Livia is a fourth year undergraduate student at the University of Toronto, double majoring in Human Biology and Psychology. She enjoys volunteering with children with communication disorders and the elderly with aphasia. She wants to become a Speech Language Pathologist because it is her passion to help others find their voice.

Lydia Jia
haijing.jia@gmail.com

Lydia is a third year student studying Psychology and the History and Philosophy of Science and Technology. She is also a volunteer ESL tutor of an immigrant mother. Lydia is interested in exploring how children develop their language and communication, as well as the capability of imagination. In her spare time, Lydia loves jogging and watching movies.

Lynn Nguyen
lynngnguyen96@gmail.com

Lynn Nguyen is a recent graduate at the University of Toronto, where she achieved a B.Sc Honours in Neuroscience and Psychology. She enjoys working with children in research and clinical settings. At the lab, her work is focused on researching methods to teach children scientific concepts. During her free time, she enjoys reading and volunteering for mental health causes.

Marnie Wang
marnie.wang@mail.utoronto.ca

Marnie is a third year student, completing a Pharmacology specialist, Global Health major, and Psychology minor. She has a passion for children’s education and development, which she has pursued through volunteering as a tutor, helping young children overcome their literacy hurdles, and working as a camp counsellor. Marnie is particularly interested in how children learn science from picture books and videos. In her free time, she loves to travel, read, and hike.

Michelle Ou
m.ou@mail.utoronto.ca

Michelle is a third year undergraduate student at the University of Toronto studying psychology and human biology. She enjoys working with children and is interested in how children learn from picture books. In her spare time, she loves to explore the city with her friends.

Salima Hackeek
salima.hackeek@mail.utoronto.ca
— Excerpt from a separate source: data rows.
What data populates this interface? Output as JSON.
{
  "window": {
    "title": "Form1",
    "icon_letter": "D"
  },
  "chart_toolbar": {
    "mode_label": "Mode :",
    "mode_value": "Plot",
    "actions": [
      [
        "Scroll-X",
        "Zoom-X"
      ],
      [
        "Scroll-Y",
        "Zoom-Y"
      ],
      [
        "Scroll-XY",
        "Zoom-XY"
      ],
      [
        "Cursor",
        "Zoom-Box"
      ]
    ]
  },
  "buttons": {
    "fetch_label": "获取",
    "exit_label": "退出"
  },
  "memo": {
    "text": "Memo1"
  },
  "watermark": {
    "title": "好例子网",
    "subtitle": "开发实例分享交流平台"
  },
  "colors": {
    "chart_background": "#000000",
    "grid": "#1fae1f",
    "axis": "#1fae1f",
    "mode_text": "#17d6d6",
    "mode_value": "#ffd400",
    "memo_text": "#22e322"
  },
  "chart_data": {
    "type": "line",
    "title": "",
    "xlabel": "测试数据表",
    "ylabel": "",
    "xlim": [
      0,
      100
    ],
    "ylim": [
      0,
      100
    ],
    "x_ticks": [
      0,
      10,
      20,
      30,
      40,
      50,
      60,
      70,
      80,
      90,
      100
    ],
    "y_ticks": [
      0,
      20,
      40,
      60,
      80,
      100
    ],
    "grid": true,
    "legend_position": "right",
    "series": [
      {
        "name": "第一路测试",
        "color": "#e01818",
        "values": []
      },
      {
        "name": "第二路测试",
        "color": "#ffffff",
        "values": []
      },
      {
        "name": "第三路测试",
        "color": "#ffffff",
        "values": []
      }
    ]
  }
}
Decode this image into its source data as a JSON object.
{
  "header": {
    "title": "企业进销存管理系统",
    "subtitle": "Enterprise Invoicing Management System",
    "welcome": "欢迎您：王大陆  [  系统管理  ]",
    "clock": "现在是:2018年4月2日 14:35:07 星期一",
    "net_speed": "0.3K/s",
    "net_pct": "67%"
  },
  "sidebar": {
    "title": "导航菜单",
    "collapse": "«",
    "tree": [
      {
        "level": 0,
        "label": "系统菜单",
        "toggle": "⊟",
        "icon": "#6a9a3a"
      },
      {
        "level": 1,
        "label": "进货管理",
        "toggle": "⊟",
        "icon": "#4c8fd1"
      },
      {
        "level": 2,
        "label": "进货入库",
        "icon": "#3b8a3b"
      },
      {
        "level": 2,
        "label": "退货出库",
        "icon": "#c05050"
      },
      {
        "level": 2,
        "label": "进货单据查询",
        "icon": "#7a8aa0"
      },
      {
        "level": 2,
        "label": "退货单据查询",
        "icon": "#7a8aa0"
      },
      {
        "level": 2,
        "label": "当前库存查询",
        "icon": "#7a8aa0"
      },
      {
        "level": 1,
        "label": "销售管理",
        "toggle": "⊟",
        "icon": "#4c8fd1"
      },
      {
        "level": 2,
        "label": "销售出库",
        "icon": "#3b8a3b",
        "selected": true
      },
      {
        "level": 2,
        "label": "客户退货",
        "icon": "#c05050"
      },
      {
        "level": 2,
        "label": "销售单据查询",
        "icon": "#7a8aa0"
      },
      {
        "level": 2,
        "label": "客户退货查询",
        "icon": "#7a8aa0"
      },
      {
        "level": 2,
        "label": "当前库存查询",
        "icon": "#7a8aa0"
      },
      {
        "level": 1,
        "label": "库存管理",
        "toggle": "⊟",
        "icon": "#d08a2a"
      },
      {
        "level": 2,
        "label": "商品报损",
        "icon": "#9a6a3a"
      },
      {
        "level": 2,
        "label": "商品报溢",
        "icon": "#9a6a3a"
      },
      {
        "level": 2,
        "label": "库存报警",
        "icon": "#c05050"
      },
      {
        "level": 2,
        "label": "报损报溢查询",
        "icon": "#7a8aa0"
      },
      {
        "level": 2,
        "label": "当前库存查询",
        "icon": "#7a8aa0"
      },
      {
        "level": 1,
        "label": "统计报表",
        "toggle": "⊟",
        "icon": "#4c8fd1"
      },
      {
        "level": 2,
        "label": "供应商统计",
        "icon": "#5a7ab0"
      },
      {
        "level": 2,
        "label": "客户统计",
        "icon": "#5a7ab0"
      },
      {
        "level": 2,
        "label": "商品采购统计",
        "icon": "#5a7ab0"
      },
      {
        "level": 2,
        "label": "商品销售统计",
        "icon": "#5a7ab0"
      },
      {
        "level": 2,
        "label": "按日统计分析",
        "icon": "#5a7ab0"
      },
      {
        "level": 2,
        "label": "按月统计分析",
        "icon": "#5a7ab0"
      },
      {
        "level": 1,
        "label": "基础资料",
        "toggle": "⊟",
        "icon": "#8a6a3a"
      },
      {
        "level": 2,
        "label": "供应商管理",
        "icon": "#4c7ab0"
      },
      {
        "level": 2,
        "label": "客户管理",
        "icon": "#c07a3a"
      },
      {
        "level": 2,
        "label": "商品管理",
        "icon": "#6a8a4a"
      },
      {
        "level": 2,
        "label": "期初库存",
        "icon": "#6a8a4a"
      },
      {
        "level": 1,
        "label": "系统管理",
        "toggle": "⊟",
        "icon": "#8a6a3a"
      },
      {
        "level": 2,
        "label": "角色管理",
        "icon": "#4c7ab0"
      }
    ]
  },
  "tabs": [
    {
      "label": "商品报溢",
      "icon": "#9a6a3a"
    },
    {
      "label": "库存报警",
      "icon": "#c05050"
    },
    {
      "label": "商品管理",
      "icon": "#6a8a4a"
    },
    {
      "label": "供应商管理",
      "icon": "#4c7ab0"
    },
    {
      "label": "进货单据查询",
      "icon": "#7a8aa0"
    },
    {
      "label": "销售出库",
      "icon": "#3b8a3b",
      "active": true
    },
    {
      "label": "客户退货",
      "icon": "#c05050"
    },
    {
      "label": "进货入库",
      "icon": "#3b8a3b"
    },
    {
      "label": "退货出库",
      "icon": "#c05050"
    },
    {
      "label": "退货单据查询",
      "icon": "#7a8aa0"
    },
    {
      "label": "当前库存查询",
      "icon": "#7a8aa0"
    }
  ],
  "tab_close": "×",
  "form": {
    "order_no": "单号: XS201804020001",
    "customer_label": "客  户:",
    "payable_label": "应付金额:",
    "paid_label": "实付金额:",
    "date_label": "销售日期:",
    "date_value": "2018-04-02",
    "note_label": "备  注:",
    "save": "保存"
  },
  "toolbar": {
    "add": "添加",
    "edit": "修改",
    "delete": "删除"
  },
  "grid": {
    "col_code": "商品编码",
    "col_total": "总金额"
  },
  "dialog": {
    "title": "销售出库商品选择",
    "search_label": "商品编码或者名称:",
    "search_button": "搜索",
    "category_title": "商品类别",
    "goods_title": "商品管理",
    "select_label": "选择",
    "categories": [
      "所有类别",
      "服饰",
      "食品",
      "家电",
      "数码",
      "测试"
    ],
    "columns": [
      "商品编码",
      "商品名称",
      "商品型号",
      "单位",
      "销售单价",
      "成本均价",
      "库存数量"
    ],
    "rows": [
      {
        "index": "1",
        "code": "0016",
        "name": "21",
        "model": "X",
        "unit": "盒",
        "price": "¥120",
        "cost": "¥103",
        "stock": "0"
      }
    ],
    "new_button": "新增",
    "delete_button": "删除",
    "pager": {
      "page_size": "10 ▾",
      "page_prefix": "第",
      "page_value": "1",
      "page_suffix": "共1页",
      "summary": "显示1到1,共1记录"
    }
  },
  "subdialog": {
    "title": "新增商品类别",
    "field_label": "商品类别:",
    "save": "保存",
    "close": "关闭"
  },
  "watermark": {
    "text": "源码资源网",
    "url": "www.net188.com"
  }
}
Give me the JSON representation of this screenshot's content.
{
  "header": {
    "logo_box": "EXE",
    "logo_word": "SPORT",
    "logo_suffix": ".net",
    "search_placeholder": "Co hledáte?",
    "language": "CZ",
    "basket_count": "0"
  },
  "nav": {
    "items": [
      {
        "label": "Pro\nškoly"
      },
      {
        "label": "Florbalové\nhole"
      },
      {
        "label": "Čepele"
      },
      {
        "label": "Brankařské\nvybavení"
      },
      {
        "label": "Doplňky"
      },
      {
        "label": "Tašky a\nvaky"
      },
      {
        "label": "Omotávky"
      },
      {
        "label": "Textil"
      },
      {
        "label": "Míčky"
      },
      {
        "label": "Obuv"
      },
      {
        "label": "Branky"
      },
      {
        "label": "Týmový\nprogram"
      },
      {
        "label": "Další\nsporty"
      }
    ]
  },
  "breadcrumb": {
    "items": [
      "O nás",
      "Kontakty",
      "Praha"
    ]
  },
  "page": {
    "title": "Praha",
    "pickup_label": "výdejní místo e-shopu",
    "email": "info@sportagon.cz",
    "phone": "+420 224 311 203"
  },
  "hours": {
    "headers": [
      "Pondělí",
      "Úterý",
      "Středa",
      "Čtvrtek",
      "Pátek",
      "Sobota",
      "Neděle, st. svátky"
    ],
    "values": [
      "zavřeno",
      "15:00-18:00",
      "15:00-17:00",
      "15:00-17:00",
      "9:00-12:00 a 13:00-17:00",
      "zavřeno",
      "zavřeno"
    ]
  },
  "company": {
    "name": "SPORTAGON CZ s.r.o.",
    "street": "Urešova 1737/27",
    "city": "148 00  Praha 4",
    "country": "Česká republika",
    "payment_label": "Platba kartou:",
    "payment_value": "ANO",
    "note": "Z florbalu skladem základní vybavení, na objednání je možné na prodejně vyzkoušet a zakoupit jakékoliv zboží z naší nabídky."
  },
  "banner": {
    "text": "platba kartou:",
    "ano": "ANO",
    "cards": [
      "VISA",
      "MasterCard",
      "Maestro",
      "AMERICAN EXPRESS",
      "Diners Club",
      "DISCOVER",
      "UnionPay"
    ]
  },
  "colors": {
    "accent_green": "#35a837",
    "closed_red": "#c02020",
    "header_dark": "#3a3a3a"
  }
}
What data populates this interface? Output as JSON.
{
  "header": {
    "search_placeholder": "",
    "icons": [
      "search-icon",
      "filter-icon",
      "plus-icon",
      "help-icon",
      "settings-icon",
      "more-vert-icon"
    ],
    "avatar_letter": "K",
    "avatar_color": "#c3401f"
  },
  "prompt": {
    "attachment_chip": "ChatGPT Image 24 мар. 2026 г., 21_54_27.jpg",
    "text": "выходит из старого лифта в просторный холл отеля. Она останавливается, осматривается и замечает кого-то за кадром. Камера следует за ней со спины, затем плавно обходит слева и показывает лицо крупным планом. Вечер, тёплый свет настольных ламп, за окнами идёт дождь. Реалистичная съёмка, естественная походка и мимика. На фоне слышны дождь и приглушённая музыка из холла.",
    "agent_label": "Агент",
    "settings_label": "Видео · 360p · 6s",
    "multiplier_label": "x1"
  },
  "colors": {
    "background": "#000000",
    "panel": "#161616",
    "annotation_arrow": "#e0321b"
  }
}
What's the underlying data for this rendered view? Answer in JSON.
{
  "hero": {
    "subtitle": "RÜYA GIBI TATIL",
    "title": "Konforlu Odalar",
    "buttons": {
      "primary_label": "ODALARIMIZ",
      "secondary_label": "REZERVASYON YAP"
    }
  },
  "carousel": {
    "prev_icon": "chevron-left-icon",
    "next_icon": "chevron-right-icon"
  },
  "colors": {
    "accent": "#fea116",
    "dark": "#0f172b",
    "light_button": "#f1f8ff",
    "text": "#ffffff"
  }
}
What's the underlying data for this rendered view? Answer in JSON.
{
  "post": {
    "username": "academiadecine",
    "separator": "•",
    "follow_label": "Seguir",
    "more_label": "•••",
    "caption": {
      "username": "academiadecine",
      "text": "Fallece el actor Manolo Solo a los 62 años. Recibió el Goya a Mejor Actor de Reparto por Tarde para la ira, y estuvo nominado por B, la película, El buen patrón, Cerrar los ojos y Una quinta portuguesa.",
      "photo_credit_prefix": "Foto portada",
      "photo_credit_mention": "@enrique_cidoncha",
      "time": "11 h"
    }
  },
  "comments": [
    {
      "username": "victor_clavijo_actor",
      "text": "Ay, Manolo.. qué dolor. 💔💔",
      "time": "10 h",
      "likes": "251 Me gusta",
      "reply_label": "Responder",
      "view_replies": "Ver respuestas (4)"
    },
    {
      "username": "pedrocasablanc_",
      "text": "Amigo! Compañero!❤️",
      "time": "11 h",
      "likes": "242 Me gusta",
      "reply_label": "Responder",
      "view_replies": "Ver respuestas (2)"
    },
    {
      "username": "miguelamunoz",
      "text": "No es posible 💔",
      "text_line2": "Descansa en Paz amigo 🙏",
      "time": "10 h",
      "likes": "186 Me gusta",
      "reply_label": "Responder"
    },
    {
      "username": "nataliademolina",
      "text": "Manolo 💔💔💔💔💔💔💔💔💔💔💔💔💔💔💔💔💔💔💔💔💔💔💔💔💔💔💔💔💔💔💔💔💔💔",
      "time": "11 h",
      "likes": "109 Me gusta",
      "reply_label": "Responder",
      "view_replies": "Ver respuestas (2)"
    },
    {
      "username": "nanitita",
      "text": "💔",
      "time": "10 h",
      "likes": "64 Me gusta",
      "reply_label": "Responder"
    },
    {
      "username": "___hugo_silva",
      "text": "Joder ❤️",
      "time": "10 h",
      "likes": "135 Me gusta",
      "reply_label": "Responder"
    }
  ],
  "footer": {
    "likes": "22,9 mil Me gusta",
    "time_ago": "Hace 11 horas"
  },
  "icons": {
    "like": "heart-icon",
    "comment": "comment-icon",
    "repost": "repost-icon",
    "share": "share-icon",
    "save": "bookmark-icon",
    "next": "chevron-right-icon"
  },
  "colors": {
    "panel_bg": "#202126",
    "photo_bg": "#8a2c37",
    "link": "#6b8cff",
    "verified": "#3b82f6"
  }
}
Salima recently graduated from the University of Toronto where she studied Neuroscience, Nutritional Science and Psychology. She is particularly interested in language acquisition and how children learn.
Salima has loved broadening her research experience with the Language and Learning Lab and is now working on recruitment and administrative responsibilities for the lab. In her spare time, she likes to binge-watch Netflix, spend time with her family and explore the city with her friends.

Shona Mistry
shona.mistry@mail.utoronto.ca

Shona is a current DPE M.Ed. student who graduated from McGill University in 2018. Having been a tennis coach for seven years, Shona loves working with children. She is interested in their cognitive development and counter-factual thinking. Shona completed her research practicum in 2019 under the supervision of Dr. Rhonda Martinussen in the Learning, Attention, and Engagement (LEA) lab at the Dr. Eric Jackman Institute of Child Study (JICS). Her project was on “The Differential Impacts of Math Anxiety Across Grade Level and Gender Within the Context of an Independent Elementary School”. In her spare time, Shona loves fiction writing, working out, and watching Netflix.